of Leyden, Descartes (1596 – 1650), and Leibnitz (1646 – 1716) stated the doctrine of refraction more or less fully; and Grimaldi, an Italian painter, demonstrated the ellipticity of the sun's image after refraction through a prism; Newton (1642 – 1727) determined that it was owing to the difference in the refrangibility of the respective portions of the rays.
Newton supposed that refraction and dispersion were indissolubly united, but Dollond demonstrated that by using two different kinds ofazing wood, which was burnt in the lantern in a cresset.
Coal was afterwards substituted.
The smoke rose through an opening 18 inches in diameter in the dome of the lantern, passed into a finial chamber above, and escaped by side openings.
In 1727, the lantern was destroyed, and an iron one substituted by M. Betri.
In 1780, the catoptric system of lighting was introduced by Borda, an Argand burner being placed in the focus of a parabolic mirror formed of copper plated with silver.
ourant, by James Franklin, a brother of the Doctor.

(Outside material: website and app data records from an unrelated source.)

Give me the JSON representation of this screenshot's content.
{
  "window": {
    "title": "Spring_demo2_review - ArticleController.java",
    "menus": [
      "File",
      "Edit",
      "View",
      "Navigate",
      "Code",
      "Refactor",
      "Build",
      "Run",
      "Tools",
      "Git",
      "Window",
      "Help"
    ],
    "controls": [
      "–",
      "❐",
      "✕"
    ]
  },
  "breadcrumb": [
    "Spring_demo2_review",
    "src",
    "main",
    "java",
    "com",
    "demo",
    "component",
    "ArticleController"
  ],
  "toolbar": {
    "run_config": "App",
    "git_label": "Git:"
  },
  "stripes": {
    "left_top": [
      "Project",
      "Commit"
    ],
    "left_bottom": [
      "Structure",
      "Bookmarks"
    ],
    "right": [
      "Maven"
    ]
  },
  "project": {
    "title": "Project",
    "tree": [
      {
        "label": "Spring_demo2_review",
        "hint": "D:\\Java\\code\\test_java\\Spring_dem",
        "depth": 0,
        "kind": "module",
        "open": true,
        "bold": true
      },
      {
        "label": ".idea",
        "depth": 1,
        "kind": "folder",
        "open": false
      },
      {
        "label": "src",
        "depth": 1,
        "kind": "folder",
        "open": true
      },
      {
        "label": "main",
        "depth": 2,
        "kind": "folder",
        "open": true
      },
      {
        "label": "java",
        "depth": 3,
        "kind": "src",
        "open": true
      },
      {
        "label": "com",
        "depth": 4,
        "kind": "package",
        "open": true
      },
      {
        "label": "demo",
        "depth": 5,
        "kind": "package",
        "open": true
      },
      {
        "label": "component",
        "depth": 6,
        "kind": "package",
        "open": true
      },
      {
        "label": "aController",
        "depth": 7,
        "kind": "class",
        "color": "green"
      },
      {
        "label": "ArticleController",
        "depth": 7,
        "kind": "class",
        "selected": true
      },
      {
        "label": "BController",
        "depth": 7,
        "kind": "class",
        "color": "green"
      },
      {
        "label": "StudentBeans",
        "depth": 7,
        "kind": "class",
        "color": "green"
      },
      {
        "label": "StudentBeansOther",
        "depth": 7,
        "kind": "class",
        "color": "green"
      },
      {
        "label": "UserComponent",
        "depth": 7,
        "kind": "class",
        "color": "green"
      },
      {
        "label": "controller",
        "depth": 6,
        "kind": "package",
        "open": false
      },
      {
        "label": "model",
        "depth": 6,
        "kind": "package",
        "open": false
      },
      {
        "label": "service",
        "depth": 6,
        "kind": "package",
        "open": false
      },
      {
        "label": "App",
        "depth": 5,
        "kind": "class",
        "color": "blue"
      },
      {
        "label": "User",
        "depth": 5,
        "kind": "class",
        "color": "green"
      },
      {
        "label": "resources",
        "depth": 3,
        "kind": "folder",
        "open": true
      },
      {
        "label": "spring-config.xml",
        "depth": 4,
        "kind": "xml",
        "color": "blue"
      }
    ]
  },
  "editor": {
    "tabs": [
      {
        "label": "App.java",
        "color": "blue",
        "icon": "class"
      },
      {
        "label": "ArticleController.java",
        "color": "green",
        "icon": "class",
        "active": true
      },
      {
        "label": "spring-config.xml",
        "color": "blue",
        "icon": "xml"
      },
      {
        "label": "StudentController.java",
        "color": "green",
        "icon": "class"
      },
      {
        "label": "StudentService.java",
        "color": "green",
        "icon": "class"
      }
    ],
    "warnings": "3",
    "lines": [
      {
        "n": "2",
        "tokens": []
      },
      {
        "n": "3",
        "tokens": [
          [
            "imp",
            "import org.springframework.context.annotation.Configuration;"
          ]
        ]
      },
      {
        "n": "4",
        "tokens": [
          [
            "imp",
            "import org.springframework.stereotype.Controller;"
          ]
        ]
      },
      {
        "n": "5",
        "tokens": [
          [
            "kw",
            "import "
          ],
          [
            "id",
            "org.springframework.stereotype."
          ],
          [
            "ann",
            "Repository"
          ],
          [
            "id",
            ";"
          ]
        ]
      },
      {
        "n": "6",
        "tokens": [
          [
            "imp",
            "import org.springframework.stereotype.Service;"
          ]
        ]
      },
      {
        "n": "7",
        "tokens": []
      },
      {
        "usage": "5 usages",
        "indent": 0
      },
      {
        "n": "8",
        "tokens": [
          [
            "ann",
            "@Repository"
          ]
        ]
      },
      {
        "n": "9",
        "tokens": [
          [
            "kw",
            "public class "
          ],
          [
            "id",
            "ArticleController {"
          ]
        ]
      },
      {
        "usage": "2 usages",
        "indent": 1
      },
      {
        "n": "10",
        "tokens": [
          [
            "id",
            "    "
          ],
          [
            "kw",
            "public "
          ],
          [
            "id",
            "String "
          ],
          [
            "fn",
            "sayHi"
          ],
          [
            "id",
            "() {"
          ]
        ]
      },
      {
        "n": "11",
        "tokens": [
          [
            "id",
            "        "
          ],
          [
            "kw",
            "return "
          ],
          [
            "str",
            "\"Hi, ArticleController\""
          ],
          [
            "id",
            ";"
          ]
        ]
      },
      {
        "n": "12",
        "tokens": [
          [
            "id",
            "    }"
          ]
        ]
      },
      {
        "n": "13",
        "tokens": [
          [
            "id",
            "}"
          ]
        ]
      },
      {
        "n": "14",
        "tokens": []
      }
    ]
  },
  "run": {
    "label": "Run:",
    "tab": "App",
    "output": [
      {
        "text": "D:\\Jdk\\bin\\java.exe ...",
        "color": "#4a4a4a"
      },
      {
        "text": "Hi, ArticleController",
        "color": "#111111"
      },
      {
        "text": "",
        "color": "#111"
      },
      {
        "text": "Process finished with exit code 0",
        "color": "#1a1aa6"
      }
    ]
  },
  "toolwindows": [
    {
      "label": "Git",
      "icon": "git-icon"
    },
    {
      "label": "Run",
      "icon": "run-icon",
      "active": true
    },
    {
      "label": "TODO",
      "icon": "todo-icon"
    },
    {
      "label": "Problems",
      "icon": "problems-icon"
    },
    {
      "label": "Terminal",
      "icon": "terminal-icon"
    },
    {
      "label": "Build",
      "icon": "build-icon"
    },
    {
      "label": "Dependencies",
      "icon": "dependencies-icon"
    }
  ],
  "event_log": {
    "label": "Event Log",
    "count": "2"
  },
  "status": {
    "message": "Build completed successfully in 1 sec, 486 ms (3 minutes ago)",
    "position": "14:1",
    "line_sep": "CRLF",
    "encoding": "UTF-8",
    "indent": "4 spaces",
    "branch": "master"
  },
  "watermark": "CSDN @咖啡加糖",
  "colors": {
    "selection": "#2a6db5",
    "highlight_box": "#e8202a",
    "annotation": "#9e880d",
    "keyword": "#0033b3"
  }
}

Andrew Bradford founded a paper at Philadelphia in 1719, and his father, William Bradford, issued the first newspaper published in New York, the New York gazette, in 1725.
From this period they multiplied rapidly in the Colonies.
The common name Gazette is derived from the name of a Venetian coin, worth about a cent and a half, and which was the price of the Venetian newspaper first published.
The Maryland gazette was established in 1727 or 1728; the Virginia gazette, 1736; the Rhode Island gazette, 1732; South Carolina gazette, 1731 or 1732; Georgia gazette, 1763.
The first paper in New Hampshire was published in 1756, but in the adjacent State of Vermont none existed prior to 1781.
After the Revolution, the history of newspaper progress becomes identical with that of the nation, the printing-press keeping closely in the van of Anglo-American civilization.
The honor of publishing the first paper west of the Alleghan
Then two halfcon-volutions of a double-threaded screw were used.
Since that time the tendency has been to reduce the length of the spiral.
We find notices of the suggested or experimental use of the screw-propeller by Hooke, 1680; Duquet, 1727; Pancton, 1768; Watt, 1780; Seguin, 1792; Fulton, 1794; Cartwright, 1798; Shorter, 1802.
The idea of propelling vessels by a screw in lieu of oars is mentioned in the Machines et Inventions approuvees par l'academie Royale des Sciences depuis 11727 jusqu à 1731.
Franklin suggested the same thing.
Lyttleton's English patent, in 1794, for an aquatic propeller consisted of a screw of one, two, or more threads wrapped around a cylinder, and revolving in a frame placed at the head, stern, or side of a vessel.
The credit of the first application of the screwpro-peller for marine propulsion is undoubtedly due to Colonel John Stevens, of Hoboken, N. J. In 1804, he constructed a boat with twin screws, which attained a very considerable
moon m′; the bent stem on which the latter is mounted is connected with an eccentric ring, causing it to move in an elliptic orbit around the earth; it has also a friction-wheel, which, traveling around the inclined edge of the disk B′, produces an alternate ascent and descent of the moon, illustrating its changes of declination; the parts by which the moon is revolved are also so adjusted as to exhibit the retrogression of their nodes.
See also Orrery, pages 1577, 1578; planetarium, page 1727.
A means for transmitting power, originated by Hirn of Logelbach, in which high speed is employed to give the momentive effect of great mass.
The motor is made to give a high velocity to a pulley-wheel, and this wheel is employed to carry a cable which passes over another pulley at the point where the power is to be applied for use. The cable may be lighter in proportion as the velocity with which it travels is greater.
Theoretically, there is no limit to th